I want to thank the Minister and the Parliamentary Secretary for the way in which they handled the Bill. Some dozen amendments or more were more or less agreed to and I feel that the Bill itself is much more effective for those amendments. We did not succeed in having section 13 or paragraph 20 of the Second Schedule amended but, nevertheless, the assurances the Parliamentary Secretary gave the House on the last day leave us in no doubt and we are quite satisfied that the powers in the Bill will not be used except, as the Parliamentary Secretary said, when dealing with diseases in a national campaign. I feel that is very reassuring for the farming community and those people who feared there would be changes. Once again, I should like to thank the Minister for the way he met us throughout the Committee Stage.

I should like to join the other speakers in complimenting the Minister, especially the Parliamentary Secretary, for the way in which they met the House.
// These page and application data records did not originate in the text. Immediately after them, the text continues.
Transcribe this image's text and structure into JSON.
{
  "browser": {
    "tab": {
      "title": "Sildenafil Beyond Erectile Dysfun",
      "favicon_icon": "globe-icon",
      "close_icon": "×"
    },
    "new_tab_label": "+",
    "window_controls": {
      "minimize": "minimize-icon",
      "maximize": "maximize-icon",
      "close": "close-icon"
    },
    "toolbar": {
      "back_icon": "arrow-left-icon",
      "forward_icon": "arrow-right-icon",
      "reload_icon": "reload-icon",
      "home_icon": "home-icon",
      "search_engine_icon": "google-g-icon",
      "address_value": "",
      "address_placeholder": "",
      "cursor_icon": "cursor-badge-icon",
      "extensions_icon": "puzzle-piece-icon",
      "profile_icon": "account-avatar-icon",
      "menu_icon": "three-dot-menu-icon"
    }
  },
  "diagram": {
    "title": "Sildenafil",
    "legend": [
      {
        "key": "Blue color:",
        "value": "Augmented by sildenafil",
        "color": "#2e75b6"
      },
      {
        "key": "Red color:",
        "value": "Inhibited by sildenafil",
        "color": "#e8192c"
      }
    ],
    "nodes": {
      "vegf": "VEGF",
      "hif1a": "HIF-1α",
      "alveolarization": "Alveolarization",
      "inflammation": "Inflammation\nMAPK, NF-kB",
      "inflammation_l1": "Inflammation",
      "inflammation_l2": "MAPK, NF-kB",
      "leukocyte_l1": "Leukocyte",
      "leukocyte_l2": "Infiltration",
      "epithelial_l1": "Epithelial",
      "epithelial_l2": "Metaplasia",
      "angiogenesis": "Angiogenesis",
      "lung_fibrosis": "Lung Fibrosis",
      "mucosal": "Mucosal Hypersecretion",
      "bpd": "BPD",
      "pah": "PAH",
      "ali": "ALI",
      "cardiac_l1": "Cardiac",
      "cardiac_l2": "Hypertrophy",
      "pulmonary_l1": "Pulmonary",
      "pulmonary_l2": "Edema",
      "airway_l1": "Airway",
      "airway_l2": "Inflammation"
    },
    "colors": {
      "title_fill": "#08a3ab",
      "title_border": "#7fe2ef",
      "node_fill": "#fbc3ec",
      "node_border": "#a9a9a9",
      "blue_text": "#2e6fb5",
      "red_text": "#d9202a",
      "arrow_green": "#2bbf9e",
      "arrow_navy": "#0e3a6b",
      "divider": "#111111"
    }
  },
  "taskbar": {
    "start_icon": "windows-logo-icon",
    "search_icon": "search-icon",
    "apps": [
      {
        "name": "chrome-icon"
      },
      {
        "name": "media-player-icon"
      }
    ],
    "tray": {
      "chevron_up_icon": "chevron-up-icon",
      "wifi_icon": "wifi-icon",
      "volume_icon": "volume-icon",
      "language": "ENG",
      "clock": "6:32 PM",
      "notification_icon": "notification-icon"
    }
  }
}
I think it is the first occasion on which we have had the Parliamentary Secretary to the Minister for Agriculture and Fisheries in this House and I think we can all truthfully say he created a very fine impression.
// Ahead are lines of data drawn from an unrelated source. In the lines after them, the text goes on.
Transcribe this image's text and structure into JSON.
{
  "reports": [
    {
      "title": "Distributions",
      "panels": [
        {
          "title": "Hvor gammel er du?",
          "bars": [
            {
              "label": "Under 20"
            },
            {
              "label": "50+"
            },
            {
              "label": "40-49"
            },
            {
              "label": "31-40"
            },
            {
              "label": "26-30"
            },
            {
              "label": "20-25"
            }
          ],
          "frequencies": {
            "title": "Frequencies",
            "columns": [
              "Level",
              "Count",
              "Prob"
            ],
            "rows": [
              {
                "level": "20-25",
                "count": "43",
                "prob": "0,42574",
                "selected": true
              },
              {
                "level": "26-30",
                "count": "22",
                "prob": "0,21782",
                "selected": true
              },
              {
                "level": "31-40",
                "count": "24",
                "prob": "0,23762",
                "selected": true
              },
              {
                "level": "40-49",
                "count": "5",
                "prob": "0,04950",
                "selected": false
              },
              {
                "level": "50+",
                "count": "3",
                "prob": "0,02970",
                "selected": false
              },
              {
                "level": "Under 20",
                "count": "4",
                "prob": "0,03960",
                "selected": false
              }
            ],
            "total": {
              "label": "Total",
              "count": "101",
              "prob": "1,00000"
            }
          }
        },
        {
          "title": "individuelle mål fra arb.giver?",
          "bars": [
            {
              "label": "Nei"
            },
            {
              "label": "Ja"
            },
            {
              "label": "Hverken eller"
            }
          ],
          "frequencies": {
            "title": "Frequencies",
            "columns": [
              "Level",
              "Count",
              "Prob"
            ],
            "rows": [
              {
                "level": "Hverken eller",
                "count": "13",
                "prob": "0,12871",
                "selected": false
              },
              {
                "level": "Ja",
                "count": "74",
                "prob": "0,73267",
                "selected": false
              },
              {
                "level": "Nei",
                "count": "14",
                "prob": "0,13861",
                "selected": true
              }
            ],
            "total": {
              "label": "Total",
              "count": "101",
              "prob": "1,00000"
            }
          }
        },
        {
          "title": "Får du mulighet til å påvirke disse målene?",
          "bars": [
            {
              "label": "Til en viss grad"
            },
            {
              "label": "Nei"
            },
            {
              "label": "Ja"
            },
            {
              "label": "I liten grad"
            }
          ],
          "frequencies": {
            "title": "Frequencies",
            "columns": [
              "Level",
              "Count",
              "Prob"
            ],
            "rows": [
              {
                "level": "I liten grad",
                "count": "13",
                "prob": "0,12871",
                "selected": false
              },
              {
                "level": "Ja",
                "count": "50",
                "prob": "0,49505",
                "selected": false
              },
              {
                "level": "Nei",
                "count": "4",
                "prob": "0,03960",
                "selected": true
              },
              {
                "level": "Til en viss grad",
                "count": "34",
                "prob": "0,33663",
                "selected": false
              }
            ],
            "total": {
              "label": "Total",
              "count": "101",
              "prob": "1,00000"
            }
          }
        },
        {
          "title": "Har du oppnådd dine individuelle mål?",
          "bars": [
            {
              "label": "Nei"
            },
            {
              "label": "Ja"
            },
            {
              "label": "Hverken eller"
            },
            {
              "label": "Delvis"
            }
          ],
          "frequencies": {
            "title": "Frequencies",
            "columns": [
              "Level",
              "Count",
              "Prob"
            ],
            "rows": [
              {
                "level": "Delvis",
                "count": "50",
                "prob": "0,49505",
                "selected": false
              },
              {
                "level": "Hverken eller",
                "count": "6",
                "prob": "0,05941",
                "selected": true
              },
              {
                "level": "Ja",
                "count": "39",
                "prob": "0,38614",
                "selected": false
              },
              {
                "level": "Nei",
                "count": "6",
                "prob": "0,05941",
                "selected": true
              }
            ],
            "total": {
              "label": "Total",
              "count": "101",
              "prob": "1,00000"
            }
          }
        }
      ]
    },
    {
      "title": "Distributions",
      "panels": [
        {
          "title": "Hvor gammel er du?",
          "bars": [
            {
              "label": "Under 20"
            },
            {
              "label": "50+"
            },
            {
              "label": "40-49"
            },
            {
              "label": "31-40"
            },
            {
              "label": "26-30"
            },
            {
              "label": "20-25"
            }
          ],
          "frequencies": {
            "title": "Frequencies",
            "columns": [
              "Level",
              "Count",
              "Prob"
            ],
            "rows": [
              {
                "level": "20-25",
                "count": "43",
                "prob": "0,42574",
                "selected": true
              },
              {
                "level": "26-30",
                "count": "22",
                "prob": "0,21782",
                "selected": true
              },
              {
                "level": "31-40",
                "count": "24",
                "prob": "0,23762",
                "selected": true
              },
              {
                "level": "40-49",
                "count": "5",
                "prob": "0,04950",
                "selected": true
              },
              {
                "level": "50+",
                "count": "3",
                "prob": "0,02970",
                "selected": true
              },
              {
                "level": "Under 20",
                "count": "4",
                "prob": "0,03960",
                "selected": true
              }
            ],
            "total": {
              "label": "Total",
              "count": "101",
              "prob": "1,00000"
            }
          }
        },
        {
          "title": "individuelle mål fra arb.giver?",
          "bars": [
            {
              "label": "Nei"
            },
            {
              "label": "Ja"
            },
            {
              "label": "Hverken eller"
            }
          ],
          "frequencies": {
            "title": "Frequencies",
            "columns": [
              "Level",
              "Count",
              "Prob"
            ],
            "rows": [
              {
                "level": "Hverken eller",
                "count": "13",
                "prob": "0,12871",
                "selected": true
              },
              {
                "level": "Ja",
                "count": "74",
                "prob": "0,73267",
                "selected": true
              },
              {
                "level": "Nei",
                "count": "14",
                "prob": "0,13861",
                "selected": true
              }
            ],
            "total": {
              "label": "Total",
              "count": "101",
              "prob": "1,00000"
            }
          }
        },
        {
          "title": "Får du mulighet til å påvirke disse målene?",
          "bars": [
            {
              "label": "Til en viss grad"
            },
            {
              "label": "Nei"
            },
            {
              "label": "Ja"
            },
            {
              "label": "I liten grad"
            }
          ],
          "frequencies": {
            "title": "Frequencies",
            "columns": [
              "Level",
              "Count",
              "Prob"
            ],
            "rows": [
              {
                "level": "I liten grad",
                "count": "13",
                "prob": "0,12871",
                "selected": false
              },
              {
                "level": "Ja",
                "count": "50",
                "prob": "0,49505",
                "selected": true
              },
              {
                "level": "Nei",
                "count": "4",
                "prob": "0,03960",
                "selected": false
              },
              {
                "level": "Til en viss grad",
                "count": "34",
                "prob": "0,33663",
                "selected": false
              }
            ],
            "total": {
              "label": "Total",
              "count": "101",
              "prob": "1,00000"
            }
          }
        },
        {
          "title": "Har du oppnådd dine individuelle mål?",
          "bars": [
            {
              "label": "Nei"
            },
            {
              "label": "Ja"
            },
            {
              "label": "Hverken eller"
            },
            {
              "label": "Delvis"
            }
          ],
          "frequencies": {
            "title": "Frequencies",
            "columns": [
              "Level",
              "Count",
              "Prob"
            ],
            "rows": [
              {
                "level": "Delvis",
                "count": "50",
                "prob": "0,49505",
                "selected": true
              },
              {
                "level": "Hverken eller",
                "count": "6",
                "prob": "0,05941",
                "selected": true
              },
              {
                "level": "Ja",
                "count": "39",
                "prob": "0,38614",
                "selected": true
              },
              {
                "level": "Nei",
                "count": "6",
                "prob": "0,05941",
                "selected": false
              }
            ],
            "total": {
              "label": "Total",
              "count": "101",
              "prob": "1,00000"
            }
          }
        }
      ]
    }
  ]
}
I should like to join also with the other speakers in hoping that the passing of this Bill will enable the Department and the Minister to cut down the losses occasioned through diseases in animals in the past and, if it does so, I think this Bill will have achieved its purpose.

I take it it is rather unusual—in replying at this particular stage—not to have to say very much about the Bill in relation to the discussion which may or may not have taken place on the Final Stage. First of all, with regard to Senator O'Quigley's reference to various problems which arose in connection with the blue cards of the TB scheme, I think it can quite justifiably be said that the number of court cases in relation to the amount of money involved, and the huge amount of work that had to be done in relation to the scheme, was not great. During the course of the scheme the number of difficulties that arose in this connection diminished quite considerably. It was in the early stages, while the Department was finding their feet with regard to administration, so to speak, that the greatest difficulties occurred.
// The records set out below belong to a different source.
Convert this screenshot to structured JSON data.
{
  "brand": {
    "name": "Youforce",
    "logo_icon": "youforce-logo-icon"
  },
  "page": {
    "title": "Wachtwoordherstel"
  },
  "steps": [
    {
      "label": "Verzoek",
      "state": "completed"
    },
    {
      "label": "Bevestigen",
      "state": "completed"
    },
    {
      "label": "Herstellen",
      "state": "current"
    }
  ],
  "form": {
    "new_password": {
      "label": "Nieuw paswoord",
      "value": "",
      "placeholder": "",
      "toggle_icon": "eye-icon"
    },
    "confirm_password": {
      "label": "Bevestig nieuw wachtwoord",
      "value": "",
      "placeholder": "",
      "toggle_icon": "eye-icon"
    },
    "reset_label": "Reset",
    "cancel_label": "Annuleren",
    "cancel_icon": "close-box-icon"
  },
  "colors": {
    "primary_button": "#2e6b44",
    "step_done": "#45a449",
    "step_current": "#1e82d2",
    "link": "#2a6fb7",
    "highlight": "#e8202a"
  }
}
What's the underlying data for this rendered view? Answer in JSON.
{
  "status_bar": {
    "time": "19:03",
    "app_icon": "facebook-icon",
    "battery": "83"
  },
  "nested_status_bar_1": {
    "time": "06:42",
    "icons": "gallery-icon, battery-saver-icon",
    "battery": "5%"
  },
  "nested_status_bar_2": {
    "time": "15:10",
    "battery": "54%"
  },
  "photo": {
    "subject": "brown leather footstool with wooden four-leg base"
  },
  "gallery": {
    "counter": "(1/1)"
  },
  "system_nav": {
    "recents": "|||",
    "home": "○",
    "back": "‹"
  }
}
In my turn I should like to say that I am very grateful for the manner in which the Seanad received me on my first visit here representing the Minister. Quite honestly I was rather fearful about it, and it is only right that I should return thanks to Members of the Seanad for the manner in which they assisted me during the course of the debate, and during the passage of the Bill through the House.

Question put and agreed to.